# EXERCISE DESCRIPTION:
A faithful copy of every record is needed here. Images must not appear in it.

# SOURCE INFORMATION:
== == ==
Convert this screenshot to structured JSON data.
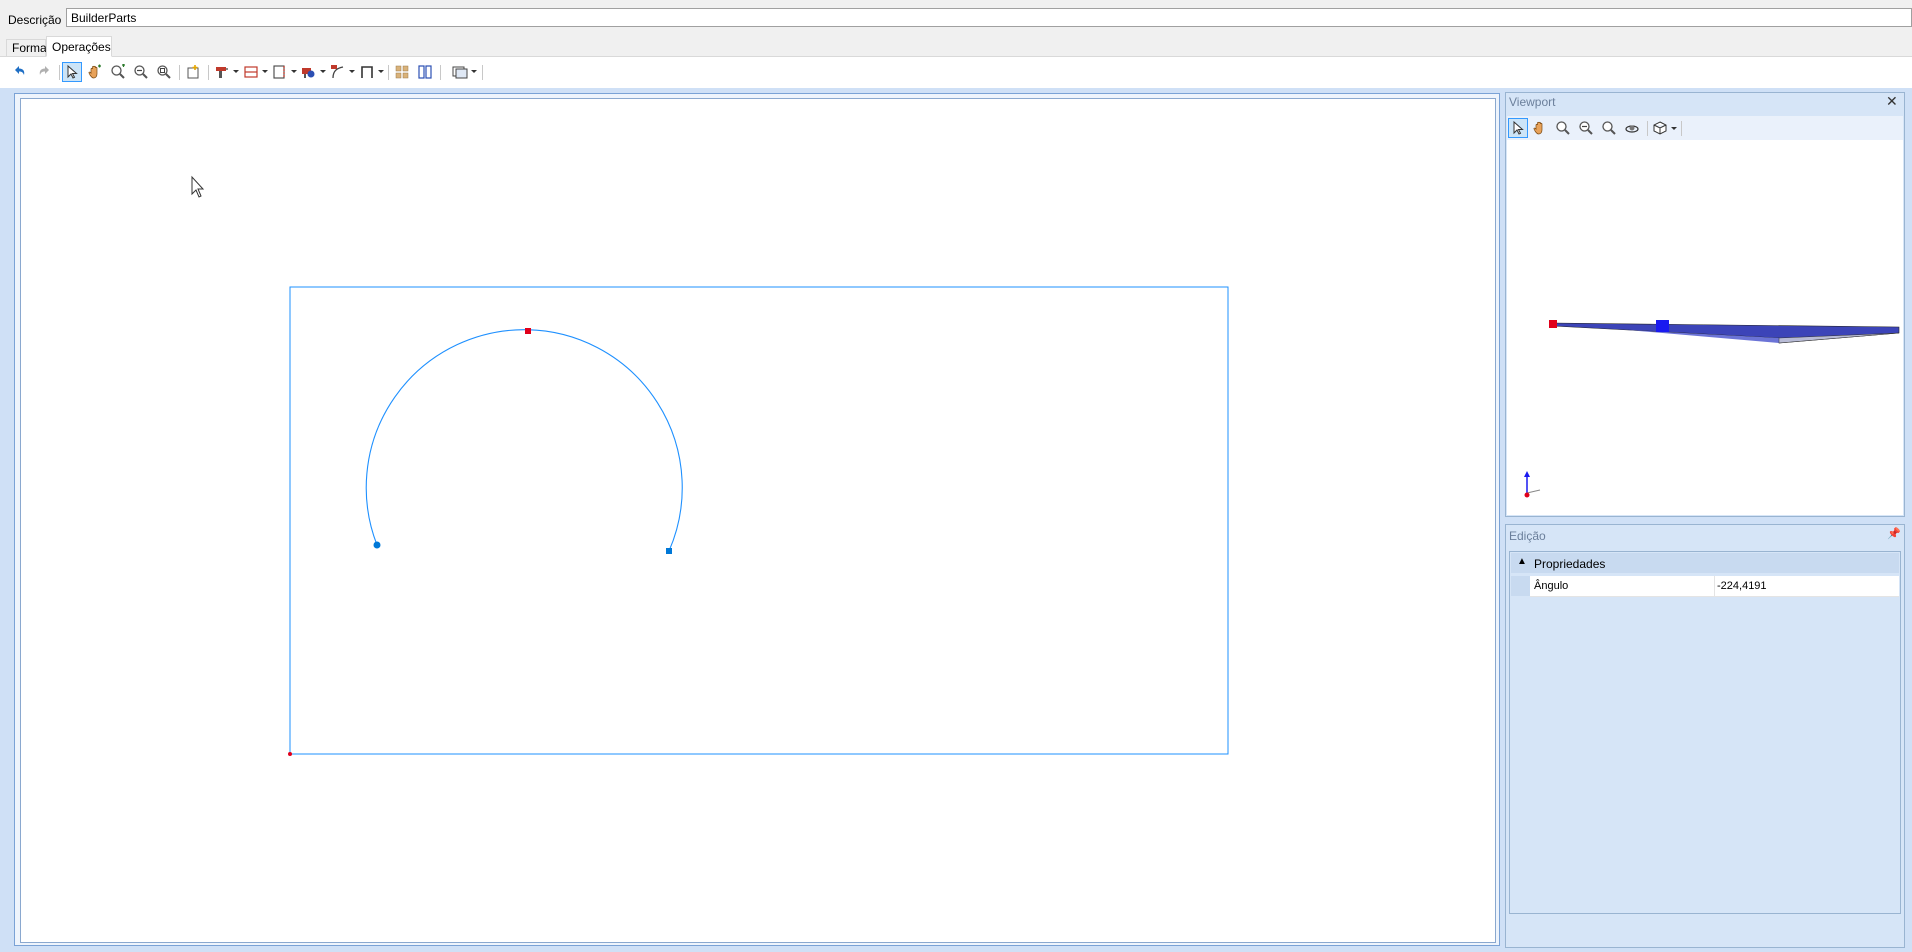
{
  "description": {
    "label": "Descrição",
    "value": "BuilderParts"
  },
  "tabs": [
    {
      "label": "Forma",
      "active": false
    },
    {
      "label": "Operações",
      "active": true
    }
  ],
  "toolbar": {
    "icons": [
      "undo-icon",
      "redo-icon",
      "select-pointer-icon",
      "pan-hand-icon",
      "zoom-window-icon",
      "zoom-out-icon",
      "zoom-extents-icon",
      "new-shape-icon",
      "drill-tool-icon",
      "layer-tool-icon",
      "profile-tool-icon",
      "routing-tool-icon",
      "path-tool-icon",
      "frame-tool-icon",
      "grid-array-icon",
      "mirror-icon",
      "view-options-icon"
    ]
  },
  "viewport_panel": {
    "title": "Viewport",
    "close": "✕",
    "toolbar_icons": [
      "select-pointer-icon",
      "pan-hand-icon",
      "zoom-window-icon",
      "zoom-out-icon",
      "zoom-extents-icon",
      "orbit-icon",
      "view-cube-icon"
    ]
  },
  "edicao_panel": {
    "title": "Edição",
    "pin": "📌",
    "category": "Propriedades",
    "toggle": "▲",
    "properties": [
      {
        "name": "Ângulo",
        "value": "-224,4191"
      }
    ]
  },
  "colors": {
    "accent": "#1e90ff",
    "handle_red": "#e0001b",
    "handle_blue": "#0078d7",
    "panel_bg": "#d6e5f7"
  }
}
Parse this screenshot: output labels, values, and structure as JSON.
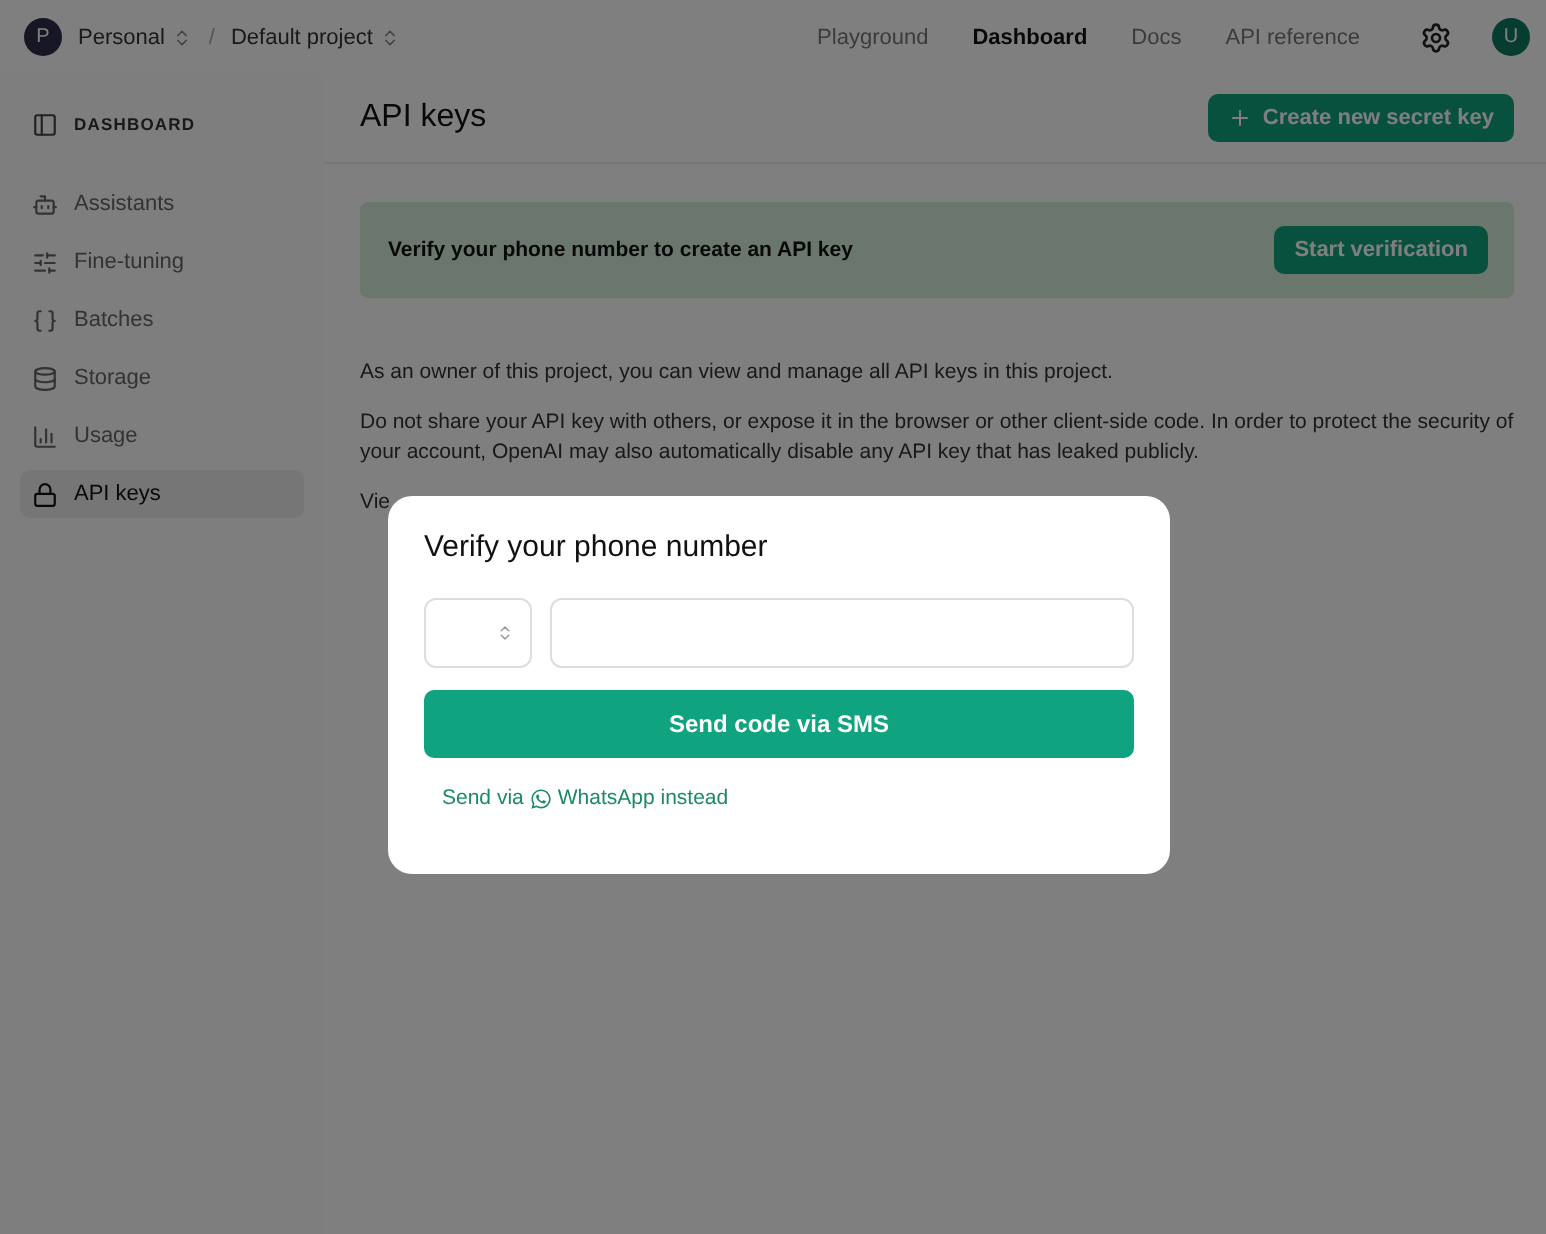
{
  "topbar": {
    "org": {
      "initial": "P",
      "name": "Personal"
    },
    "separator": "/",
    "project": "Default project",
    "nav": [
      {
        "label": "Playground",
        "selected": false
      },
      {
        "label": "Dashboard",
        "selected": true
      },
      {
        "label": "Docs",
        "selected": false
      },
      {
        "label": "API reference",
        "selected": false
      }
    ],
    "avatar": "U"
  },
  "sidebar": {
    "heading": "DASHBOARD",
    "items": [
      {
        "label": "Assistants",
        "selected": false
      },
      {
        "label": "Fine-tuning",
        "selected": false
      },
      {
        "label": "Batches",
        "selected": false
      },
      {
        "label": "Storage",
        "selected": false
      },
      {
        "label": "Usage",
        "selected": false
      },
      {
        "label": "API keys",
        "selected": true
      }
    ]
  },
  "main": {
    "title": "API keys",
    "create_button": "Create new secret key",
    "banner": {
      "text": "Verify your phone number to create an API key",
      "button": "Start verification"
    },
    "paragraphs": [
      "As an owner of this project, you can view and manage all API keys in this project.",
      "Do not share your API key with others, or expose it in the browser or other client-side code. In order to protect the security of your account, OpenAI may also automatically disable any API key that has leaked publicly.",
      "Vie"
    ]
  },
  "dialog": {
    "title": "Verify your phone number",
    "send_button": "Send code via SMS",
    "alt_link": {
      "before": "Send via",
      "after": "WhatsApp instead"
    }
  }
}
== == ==
# ANSWER FOR THE TASK:
Convert this screenshot to structured JSON data.
{
  "description": {
    "label": "Descrição",
    "value": "BuilderParts"
  },
  "tabs": [
    {
      "label": "Forma",
      "active": false
    },
    {
      "label": "Operações",
      "active": true
    }
  ],
  "toolbar": {
    "icons": [
      "undo-icon",
      "redo-icon",
      "select-pointer-icon",
      "pan-hand-icon",
      "zoom-window-icon",
      "zoom-out-icon",
      "zoom-extents-icon",
      "new-shape-icon",
      "drill-tool-icon",
      "layer-tool-icon",
      "profile-tool-icon",
      "routing-tool-icon",
      "path-tool-icon",
      "frame-tool-icon",
      "grid-array-icon",
      "mirror-icon",
      "view-options-icon"
    ]
  },
  "viewport_panel": {
    "title": "Viewport",
    "close": "✕",
    "toolbar_icons": [
      "select-pointer-icon",
      "pan-hand-icon",
      "zoom-window-icon",
      "zoom-out-icon",
      "zoom-extents-icon",
      "orbit-icon",
      "view-cube-icon"
    ]
  },
  "edicao_panel": {
    "title": "Edição",
    "pin": "📌",
    "category": "Propriedades",
    "toggle": "▲",
    "properties": [
      {
        "name": "Ângulo",
        "value": "-224,4191"
      }
    ]
  },
  "colors": {
    "accent": "#1e90ff",
    "handle_red": "#e0001b",
    "handle_blue": "#0078d7",
    "panel_bg": "#d6e5f7"
  }
}
Parse this screenshot: output labels, values, and structure as JSON.
{
  "topbar": {
    "org": {
      "initial": "P",
      "name": "Personal"
    },
    "separator": "/",
    "project": "Default project",
    "nav": [
      {
        "label": "Playground",
        "selected": false
      },
      {
        "label": "Dashboard",
        "selected": true
      },
      {
        "label": "Docs",
        "selected": false
      },
      {
        "label": "API reference",
        "selected": false
      }
    ],
    "avatar": "U"
  },
  "sidebar": {
    "heading": "DASHBOARD",
    "items": [
      {
        "label": "Assistants",
        "selected": false
      },
      {
        "label": "Fine-tuning",
        "selected": false
      },
      {
        "label": "Batches",
        "selected": false
      },
      {
        "label": "Storage",
        "selected": false
      },
      {
        "label": "Usage",
        "selected": false
      },
      {
        "label": "API keys",
        "selected": true
      }
    ]
  },
  "main": {
    "title": "API keys",
    "create_button": "Create new secret key",
    "banner": {
      "text": "Verify your phone number to create an API key",
      "button": "Start verification"
    },
    "paragraphs": [
      "As an owner of this project, you can view and manage all API keys in this project.",
      "Do not share your API key with others, or expose it in the browser or other client-side code. In order to protect the security of your account, OpenAI may also automatically disable any API key that has leaked publicly.",
      "Vie"
    ]
  },
  "dialog": {
    "title": "Verify your phone number",
    "send_button": "Send code via SMS",
    "alt_link": {
      "before": "Send via",
      "after": "WhatsApp instead"
    }
  }
}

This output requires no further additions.